From John's list on Achaemenid Persia and its Greek neighbors.
Almost three decades after its original French publication, this magnum opus continues to stand alone as the definitive narrative history of the first Persian empire under the Achaemenid dynasty. Briant’s sweeping account offers countless insights into Persian political history, demolishing dated views of the Persian-Greek wars as the beginning of the empire’s decline, and exploring the resilience of Persian elites and institutions even during the conquest by Alexander of Macedon. But the analysis is hardly limited to histoire événementielle, and is at its most impressive in the exploration of social and economic conditions and interactions between Iranian officials and settlers and the empire’s diverse subject populations, from Egypt and the Aegean to Central Asia and the Indus valley.
Why should I read it?
What is this book about?

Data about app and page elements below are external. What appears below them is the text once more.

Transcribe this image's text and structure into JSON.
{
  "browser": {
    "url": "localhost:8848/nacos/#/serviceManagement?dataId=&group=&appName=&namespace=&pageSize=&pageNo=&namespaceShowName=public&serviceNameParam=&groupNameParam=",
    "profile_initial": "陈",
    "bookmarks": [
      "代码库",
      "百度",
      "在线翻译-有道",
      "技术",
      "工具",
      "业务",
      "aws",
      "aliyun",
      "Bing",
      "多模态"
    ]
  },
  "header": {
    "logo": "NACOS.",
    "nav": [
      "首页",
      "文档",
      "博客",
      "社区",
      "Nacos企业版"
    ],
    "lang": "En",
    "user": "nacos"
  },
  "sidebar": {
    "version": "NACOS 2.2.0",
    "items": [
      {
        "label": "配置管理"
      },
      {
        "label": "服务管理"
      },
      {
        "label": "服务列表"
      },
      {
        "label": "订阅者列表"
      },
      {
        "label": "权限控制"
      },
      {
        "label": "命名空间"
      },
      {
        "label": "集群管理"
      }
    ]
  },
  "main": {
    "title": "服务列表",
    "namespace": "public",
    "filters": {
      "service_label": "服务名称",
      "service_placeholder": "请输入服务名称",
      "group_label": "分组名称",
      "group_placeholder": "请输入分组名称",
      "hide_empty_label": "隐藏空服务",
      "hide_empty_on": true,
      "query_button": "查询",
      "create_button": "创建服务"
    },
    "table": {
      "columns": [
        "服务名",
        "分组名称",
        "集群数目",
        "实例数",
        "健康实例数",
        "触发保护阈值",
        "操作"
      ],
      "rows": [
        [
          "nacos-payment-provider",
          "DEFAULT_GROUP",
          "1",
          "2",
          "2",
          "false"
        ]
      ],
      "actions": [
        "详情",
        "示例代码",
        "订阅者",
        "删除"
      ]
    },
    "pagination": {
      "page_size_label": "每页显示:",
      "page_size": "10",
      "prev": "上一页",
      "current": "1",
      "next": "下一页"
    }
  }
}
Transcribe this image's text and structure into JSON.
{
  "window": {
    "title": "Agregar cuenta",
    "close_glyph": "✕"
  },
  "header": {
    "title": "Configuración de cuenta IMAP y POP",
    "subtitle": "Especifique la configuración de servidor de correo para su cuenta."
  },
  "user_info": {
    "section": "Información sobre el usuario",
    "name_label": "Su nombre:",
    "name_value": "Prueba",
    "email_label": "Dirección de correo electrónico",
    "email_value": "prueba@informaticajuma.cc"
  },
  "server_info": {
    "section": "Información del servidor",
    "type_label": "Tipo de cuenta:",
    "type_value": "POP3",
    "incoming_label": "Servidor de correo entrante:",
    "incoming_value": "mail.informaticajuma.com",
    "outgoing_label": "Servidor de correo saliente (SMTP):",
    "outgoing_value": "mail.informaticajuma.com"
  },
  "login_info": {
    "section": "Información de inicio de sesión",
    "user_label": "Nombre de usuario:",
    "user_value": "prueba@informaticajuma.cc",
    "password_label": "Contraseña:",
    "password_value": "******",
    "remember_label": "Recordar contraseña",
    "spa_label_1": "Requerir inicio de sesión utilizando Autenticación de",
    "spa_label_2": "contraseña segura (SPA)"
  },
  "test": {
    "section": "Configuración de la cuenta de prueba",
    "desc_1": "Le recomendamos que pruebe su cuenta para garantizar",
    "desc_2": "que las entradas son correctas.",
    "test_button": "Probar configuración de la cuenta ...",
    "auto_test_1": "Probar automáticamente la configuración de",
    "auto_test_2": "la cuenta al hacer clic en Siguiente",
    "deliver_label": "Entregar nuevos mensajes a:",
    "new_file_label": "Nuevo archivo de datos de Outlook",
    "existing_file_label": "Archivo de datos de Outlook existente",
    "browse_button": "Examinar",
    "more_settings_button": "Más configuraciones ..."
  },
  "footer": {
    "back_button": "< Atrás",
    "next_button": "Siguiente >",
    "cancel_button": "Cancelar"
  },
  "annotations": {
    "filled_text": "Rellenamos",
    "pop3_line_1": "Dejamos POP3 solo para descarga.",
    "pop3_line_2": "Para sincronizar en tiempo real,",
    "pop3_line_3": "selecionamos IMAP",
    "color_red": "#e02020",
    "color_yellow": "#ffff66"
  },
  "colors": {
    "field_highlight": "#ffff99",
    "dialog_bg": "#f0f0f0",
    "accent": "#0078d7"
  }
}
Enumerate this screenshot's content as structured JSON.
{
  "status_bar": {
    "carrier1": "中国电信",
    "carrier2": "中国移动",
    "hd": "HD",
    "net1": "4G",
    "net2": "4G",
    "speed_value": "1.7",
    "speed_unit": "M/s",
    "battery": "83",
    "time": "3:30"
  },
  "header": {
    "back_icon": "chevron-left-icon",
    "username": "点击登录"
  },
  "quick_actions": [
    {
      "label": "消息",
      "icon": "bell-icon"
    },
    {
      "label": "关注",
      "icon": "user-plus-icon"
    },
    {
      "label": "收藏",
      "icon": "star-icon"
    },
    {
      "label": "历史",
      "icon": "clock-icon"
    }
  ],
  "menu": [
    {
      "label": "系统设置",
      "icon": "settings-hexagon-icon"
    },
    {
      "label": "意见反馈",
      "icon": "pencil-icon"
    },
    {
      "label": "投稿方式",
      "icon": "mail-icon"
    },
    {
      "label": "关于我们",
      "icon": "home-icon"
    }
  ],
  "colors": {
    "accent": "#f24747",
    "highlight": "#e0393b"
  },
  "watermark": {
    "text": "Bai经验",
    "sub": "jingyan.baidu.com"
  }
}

Around 550 B.C.E. the Persian people-who were previously practically unknown in the annals of history-emerged from their base in southern Iran (Fars) and engaged in a monumental adventure that, under the leadership of Cyrus the Great and his successors, culminated in the creation of an immense Empire that stretched from central Asia to Upper Egypt, from the Indus to the Danube. The Persian (or Achaemenid, named for its reigning dynasty) Empire assimilated an astonishing diversity of lands, peoples, languages, and cultures. This conquest of Near Eastern lands completely altered the history of the world: for the first time, a monolithic…